It’s a bit strange when a LEGO creation is sturdier than the subject it represents. Such is the case with this weathered hut by Grant Davis, which looks like a bunch of bricks were thrown together without proper connections and then collapsed immediately after being photographed. That is most definetely not the case, as Grant Continue reading →
The Microsoft Store in Sydney, Australia will this week launch Xbox Academy, a series of free game development classes in collaboration with the Academy of Interactive Entertainment (AIE), a multi-national and non-profit college focusing on game development, animation, and visual effects. The move is timed in conjunction with Australia’s Easter school holiday period, in an effort to encourage school-aged children to discover what the process behind game development entails, and get a taste of what career paths are available to them in the field once they graduate.
The program will feature three different courses led by AIE tutors, which cover different aspects of the game development process: Game design, game programming, and developing games on the Xbox One. Each course is intrinsically linked to a similar course taught by AIE, which allows for an obvious path for further education should attendees seek to pursue it. All workshop costs covered by the Microsoft store, and each course runs for three hours.

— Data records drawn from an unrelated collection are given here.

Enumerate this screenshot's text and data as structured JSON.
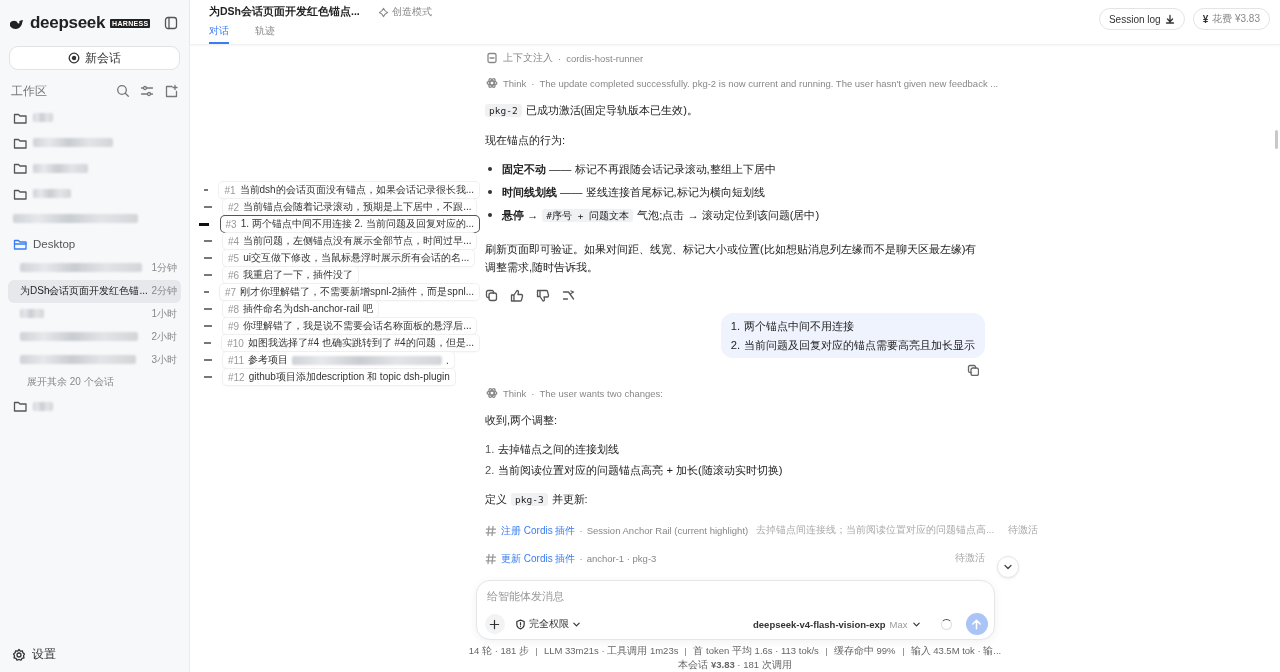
{
  "sidebar": {
    "brand": "deepseek",
    "badge": "HARNESS",
    "new_chat": "新会话",
    "workspace_label": "工作区",
    "folders": [
      {
        "kind": "folder",
        "redacted": true,
        "expanded": false
      },
      {
        "kind": "folder",
        "redacted": true,
        "expanded": false
      },
      {
        "kind": "folder",
        "redacted": true,
        "expanded": false
      },
      {
        "kind": "folder",
        "redacted": true,
        "expanded": false
      },
      {
        "kind": "blurred",
        "redacted": true
      },
      {
        "kind": "folder",
        "name": "Desktop",
        "expanded": true,
        "more": "展开其余 20 个会话",
        "sessions": [
          {
            "redacted": true,
            "time": "1分钟",
            "selected": false
          },
          {
            "title": "为DSh会话页面开发红色锚...",
            "time": "2分钟",
            "selected": true
          },
          {
            "redacted": true,
            "time": "1小时",
            "selected": false
          },
          {
            "redacted": true,
            "time": "2小时",
            "selected": false
          },
          {
            "redacted": true,
            "time": "3小时",
            "selected": false
          }
        ]
      },
      {
        "kind": "folder",
        "redacted": true,
        "expanded": false
      }
    ],
    "settings": "设置"
  },
  "header": {
    "title": "为DSh会话页面开发红色锚点...",
    "mode": "创造模式",
    "tabs": [
      {
        "label": "对话",
        "selected": true
      },
      {
        "label": "轨迹",
        "selected": false
      }
    ],
    "session_log": "Session log",
    "currency": "¥",
    "cost": "花费 ¥3.83"
  },
  "rail": [
    {
      "num": "#1",
      "text": "当前dsh的会话页面没有锚点，如果会话记录很长我...",
      "selected": false
    },
    {
      "num": "#2",
      "text": "当前锚点会随着记录滚动，预期是上下居中，不跟...",
      "selected": false
    },
    {
      "num": "#3",
      "text": "1. 两个锚点中间不用连接 2. 当前问题及回复对应的...",
      "selected": true
    },
    {
      "num": "#4",
      "text": "当前问题，左侧锚点没有展示全部节点，时间过早...",
      "selected": false
    },
    {
      "num": "#5",
      "text": "ui交互做下修改，当鼠标悬浮时展示所有会话的名...",
      "selected": false
    },
    {
      "num": "#6",
      "text": "我重启了一下，插件没了",
      "selected": false
    },
    {
      "num": "#7",
      "text": "刚才你理解错了，不需要新增spnl-2插件，而是spnl...",
      "selected": false
    },
    {
      "num": "#8",
      "text": "插件命名为dsh-anchor-rail 吧",
      "selected": false
    },
    {
      "num": "#9",
      "text": "你理解错了，我是说不需要会话名称面板的悬浮后...",
      "selected": false
    },
    {
      "num": "#10",
      "text": "如图我选择了#4 也确实跳转到了 #4的问题，但是...",
      "selected": false
    },
    {
      "num": "#11",
      "text": "参考项目",
      "redacted": true,
      "tail": ".",
      "selected": false
    },
    {
      "num": "#12",
      "text": "github项目添加description 和 topic dsh-plugin",
      "selected": false
    }
  ],
  "messages": [
    {
      "kind": "context",
      "label": "上下文注入",
      "separator": "·",
      "detail": "cordis-host-runner"
    },
    {
      "kind": "think",
      "label": "Think",
      "separator": "·",
      "text": "The update completed successfully. pkg-2 is now current and running. The user hasn't given new feedback ..."
    },
    {
      "kind": "paragraph",
      "segments": [
        {
          "kind": "code",
          "text": "pkg-2"
        },
        {
          "kind": "text",
          "text": "已成功激活(固定导轨版本已生效)。"
        }
      ]
    },
    {
      "kind": "paragraph",
      "segments": [
        {
          "kind": "text",
          "text": "现在锚点的行为:"
        }
      ]
    },
    {
      "kind": "bullets",
      "items": [
        {
          "segments": [
            {
              "kind": "text",
              "text": "**固定不动** —— 标记不再跟随会话记录滚动,整组上下居中"
            }
          ]
        },
        {
          "segments": [
            {
              "kind": "text",
              "text": "**时间线划线** —— 竖线连接首尾标记,标记为横向短划线"
            }
          ]
        },
        {
          "segments": [
            {
              "kind": "text",
              "text": "**悬停** →"
            },
            {
              "kind": "code",
              "text": "#序号 + 问题文本"
            },
            {
              "kind": "text",
              "text": "气泡;点击 → 滚动定位到该问题(居中)"
            }
          ]
        }
      ]
    },
    {
      "kind": "paragraph",
      "segments": [
        {
          "kind": "text",
          "text": "刷新页面即可验证。如果对间距、线宽、标记大小或位置(比如想贴消息列左缘而不是聊天区最左缘)有调整需求,随时告诉我。"
        }
      ]
    },
    {
      "kind": "actions"
    },
    {
      "kind": "user",
      "items": [
        {
          "number": "1.",
          "text": "两个锚点中间不用连接"
        },
        {
          "number": "2.",
          "text": "当前问题及回复对应的锚点需要高亮且加长显示"
        }
      ]
    },
    {
      "kind": "think",
      "label": "Think",
      "separator": "·",
      "text": "The user wants two changes:"
    },
    {
      "kind": "paragraph",
      "segments": [
        {
          "kind": "text",
          "text": "收到,两个调整:"
        }
      ]
    },
    {
      "kind": "numbered",
      "items": [
        {
          "number": "1.",
          "text": "去掉锚点之间的连接划线"
        },
        {
          "number": "2.",
          "text": "当前阅读位置对应的问题锚点高亮 + 加长(随滚动实时切换)"
        }
      ]
    },
    {
      "kind": "paragraph",
      "segments": [
        {
          "kind": "text",
          "text": "定义"
        },
        {
          "kind": "code",
          "text": "pkg-3"
        },
        {
          "kind": "text",
          "text": "并更新:"
        }
      ]
    },
    {
      "kind": "tool",
      "action": "注册 Cordis 插件",
      "separator": "·",
      "name": "Session Anchor Rail (current highlight)",
      "detail": "去掉锚点间连接线；当前阅读位置对应的问题锚点高...",
      "status": "待激活"
    },
    {
      "kind": "tool",
      "action": "更新 Cordis 插件",
      "separator": "·",
      "name": "anchor-1 · pkg-3",
      "status": "待激活"
    }
  ],
  "composer": {
    "placeholder": "给智能体发消息",
    "permission": "完全权限",
    "model": "deepseek-v4-flash-vision-exp",
    "effort": "Max",
    "busy": true,
    "send_disabled": true
  },
  "footer": {
    "stats": [
      "14 轮 · 181 步",
      "LLM 33m21s · 工具调用 1m23s",
      "首 token 平均 1.6s · 113 tok/s",
      "缓存命中 99%",
      "输入 43.5M tok · 输..."
    ],
    "session": "本会话 **¥3.83** · 181 次调用"
  }
}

GameSpot recently had a chance to attend a media session where we got a taste of the contents for each course. For the duration of the class, each student is provided with a Surface Tablet for note-taking, drawing, and programming tasks, as well as a development-ready Xbox One S.
The game design course focuses on the conceptual stage of development, with the goal of equipping students with the terms and tools to be able to analyse and speak about aspects of a game’s design, as well as workshop the specifics of a burgeoning game concept before even beginning to program it.
In our condensed version of the course, each student began by writing a short pitch on a game we wanted to develop. From there, the class moved between desks to provide feedback and iterate on the concepts of other students, in order to give new ideas and perspectives in terms of its themes or mechanics. We then refined our original ideas and were given guidance into how best to communicate these game ideas to different audiences, how we wanted our games to make the player feel, and think about the business side: how to best pitch a game to potential investors.
The game programming course revolved around giving students a primer on the cross-platform game engine, Unity. We were taught the basics of using Unity’s graphical interface by populating a 3D world with solid planes of ground, introducing shapes and objects, and giving those objects properties that would allow them to physically interact with the world in ways we desired.
We were simultaneously shown how to write and apply basic code to these objects in a text-based scripting interface, learn how these two types of creation tools interacted, and gained some understanding to how team-based game development can work between programmers and designers. AIE representatives told us that the full, three-hour class would also cover some basic artificial intelligence application and program deployment.
The Developing Games on Xbox One course also involved learning cross-platform game programming skills, but dealt with techniques specific to coding on Microsoft’s wide-reaching Universal Windows Platform, which covers PC, Xbox, Hololens, and mobile platforms. Our concise version of the course involved tinkering with a prefabricated project, learning to code variables to assign movement parameters and Xbox controller configurations to an image of Master Chief, and then deploy the final product onto an Xbox One for live testing, which was a satisfying and motivating result to see first-hand.
The emphasis is that students can easily continue to pursue the skills and programs they learn during the Xbox Academy courses at home. Unity is a free download, and every Xbox One can easily be turned into a development kit. Participants of the Xbox Academy program will be able to save any work done at the Microsoft Store onto a complimentary USB flash drive and continue working on their projects.
A Microsoft Store representative told GameSpot that they expect to teach up to 120 prospective students throughout the current holiday period, and that the Xbox Academy program is something they hope to continue hosting in future.
The current series of Xbox Academy classes will run from April 10 until April 22, 2017. Interested students can apply for Xbox Academy workshops on the Microsoft Events page.